December 8, 2006

Durbin: Inaction by Congress hurts Illinois


WASHINGTON - As the Republican-led Congress winds to a close, Sen. Dick Durbin, D-Ill., blasted GOP leaders for leaving behind a host of unresolved issues critical to Illinois and the nation.

Specifically, Durbin, who will be the second in command in the Senate when the Democrats take over in January, criticized Republican leaders for failing to pass nine of the 11 funding bills for fiscal 2007, which began Oct. 1.

Rep. Ray LaHood, R-Peoria, challenged that assessment, saying Democrats share some of the blame.

Before it adjourns today, Congress is expected to pass a stopgap measure that will continue funding federal agencies at 2006 levels until February. Republicans opted not to try to finish the funding bills for next year in their post-election “lame duck” session.

“That creates a serious problem as we start the next Congress,” said Durbin, who sits on the Senate Appropriations Committee and expects to chair a subcommittee next year, in addition to his leadership duties. “Not only do we have our work to do, but we have to clean up the work that they didn’t finish.”

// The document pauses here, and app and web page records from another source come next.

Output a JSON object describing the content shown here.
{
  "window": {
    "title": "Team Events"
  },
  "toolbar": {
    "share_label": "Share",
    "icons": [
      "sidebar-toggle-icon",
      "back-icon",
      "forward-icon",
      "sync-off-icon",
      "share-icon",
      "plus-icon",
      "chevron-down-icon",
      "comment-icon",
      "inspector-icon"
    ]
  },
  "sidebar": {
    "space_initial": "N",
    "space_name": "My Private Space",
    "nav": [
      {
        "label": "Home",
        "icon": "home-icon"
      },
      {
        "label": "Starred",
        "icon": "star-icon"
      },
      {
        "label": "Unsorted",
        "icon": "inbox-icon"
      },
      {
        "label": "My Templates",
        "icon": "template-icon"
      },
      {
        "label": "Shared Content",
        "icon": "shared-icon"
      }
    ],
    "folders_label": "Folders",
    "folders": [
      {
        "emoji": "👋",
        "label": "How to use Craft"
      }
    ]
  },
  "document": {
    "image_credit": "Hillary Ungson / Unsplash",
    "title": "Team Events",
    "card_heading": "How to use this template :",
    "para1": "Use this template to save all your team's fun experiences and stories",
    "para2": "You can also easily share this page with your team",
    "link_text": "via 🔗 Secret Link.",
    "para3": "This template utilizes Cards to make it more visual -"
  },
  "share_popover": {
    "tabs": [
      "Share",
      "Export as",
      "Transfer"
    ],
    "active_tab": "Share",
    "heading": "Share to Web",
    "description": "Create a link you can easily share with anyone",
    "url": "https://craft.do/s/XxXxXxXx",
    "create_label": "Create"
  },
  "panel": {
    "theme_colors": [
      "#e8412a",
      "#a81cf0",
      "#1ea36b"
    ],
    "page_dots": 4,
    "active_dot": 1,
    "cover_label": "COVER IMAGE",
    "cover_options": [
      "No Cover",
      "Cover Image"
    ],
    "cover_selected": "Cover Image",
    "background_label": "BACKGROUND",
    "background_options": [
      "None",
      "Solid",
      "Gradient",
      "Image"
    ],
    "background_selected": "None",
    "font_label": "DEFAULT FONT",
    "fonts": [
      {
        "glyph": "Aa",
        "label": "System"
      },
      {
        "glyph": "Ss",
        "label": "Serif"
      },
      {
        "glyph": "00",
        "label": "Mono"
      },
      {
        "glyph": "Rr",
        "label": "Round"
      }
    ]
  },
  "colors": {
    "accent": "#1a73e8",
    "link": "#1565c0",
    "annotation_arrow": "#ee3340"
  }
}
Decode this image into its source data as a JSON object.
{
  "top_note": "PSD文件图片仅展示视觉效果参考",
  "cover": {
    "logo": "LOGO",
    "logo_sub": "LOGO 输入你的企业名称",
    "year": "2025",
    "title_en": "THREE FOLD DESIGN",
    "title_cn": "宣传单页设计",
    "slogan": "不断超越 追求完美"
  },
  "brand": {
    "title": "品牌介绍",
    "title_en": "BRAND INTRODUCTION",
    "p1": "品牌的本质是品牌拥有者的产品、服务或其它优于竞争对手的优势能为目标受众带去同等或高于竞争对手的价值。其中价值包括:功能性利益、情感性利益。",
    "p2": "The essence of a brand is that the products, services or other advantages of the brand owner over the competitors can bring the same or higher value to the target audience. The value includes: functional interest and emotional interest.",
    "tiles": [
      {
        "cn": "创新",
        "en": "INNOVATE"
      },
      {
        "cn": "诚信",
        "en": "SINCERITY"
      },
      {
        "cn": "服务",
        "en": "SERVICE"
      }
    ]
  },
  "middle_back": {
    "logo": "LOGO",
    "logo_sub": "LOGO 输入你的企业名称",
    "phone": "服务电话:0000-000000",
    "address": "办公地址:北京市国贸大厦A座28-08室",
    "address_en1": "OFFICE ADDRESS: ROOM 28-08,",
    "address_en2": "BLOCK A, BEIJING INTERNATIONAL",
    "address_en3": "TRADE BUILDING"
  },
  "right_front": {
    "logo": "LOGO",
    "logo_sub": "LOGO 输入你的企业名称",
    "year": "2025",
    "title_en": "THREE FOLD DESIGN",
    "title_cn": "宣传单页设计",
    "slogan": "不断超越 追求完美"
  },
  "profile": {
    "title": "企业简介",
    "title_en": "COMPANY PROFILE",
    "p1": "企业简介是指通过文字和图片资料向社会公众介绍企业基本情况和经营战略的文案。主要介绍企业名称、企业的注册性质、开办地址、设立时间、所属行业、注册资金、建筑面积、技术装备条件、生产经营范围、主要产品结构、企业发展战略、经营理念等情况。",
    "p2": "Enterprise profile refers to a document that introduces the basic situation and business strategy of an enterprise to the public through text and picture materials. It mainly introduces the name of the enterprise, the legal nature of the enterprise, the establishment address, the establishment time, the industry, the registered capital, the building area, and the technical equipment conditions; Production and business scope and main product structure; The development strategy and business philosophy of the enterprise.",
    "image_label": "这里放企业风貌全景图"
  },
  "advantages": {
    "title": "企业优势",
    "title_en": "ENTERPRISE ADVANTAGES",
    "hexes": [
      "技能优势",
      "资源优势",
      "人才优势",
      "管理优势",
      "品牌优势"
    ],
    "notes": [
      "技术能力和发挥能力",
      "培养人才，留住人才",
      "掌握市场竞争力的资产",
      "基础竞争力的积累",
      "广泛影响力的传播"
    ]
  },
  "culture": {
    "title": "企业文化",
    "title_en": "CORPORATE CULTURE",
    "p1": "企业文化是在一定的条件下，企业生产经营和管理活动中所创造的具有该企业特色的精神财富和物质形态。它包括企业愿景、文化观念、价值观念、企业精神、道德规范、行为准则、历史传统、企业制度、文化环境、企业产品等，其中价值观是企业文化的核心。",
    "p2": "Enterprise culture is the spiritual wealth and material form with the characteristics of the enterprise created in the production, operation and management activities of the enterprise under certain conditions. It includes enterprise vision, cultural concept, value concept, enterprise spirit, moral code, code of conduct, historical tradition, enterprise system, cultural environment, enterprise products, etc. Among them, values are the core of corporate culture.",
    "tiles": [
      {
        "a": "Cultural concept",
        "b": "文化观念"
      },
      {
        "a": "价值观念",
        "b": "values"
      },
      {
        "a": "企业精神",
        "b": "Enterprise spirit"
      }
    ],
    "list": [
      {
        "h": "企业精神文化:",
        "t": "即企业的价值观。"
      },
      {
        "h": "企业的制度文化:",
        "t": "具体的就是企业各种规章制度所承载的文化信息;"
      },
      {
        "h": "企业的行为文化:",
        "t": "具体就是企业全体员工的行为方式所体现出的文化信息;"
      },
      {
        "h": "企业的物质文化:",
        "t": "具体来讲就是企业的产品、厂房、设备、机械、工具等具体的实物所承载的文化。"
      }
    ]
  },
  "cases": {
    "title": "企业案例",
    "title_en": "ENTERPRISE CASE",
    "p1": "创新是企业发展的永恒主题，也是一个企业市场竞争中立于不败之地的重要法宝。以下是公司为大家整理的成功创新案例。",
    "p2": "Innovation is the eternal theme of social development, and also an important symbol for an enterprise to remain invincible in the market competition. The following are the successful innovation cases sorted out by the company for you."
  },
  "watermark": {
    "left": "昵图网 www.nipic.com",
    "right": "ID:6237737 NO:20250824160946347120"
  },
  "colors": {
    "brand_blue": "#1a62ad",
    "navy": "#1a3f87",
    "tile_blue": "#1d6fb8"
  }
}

While the basic functions of the federal government will be able to continue under the temporary funding measure, many Illinois projects will suffer because lawmakers’ “earmarks” won’t be extended, Durbin and LaHood said.

For example, the Abraham Lincoln Presidential Library and Museum received a hefty sum annually this way.

The Senate Appropriations Committee in June included $1 million for the downtown Springfield complex, at Durbin’s request, in the bill that funds the Interior Department.

But the full Senate never voted on the bill. The House included $700,000 for the library and museum at LaHood’s request.

The Democrats could enact appropriations bills including earmarks in February - six months into the federal fiscal year - but that’s also the time they begin the fiscal 2008 funding process.

“The longer we wait, the more difficult it will be,” Durbin said.

LaHood, who sits on the House Appropriations Committee, said it’s unfair to put all the blame on Republicans.

“There’s plenty of blame to go around. This idea of trying to blame one party is nonsense,” he said. “That’s so political, on its face, that no one will believe it.”

LaHood blamed Senate Democratic Leader Harry Reid of Nevada for blocking the funding bills, noting that the House passed nine appropriations bills before July 4.

The two that have been enacted fund the Defense and Homeland Security departments.

Funding bills aren’t the only unfinished business.

Authorization of a plan to lengthen the locks on the Illinois and Mississippi rivers, long sought by farmers and barge operators, dies when Congress adjourns. Although the House and Senate each passed bills authorizing the projects, efforts to reconcile the two bills stalled.

“It’s a huge disappointment,” LaHood said.

“It passed overwhelmingly. But apparently the leadership (of both parties) couldn’t get their act together to get a conference, so we start all over again next year.”

Durbin said the incoming chairwoman of the Senate Environment and Public Works Committee has promised him to make the water project authorization a high priority.

“She realized how important it is and will work to get this passed,” said Durbin of Sen. Barbara Boxer, D-Calif.

While the project has been opposed by some environmentalists and taxpayer groups, it has the support of 80 senators.

Another bill Durbin hopes will stand a better chance next year would establish a Lincoln Study Abroad program advocated by the late Sen. Paul Simon of Illinois.

Dori Meinert can be reached at 202-737-7686 or dori.meinert@copleydc.com.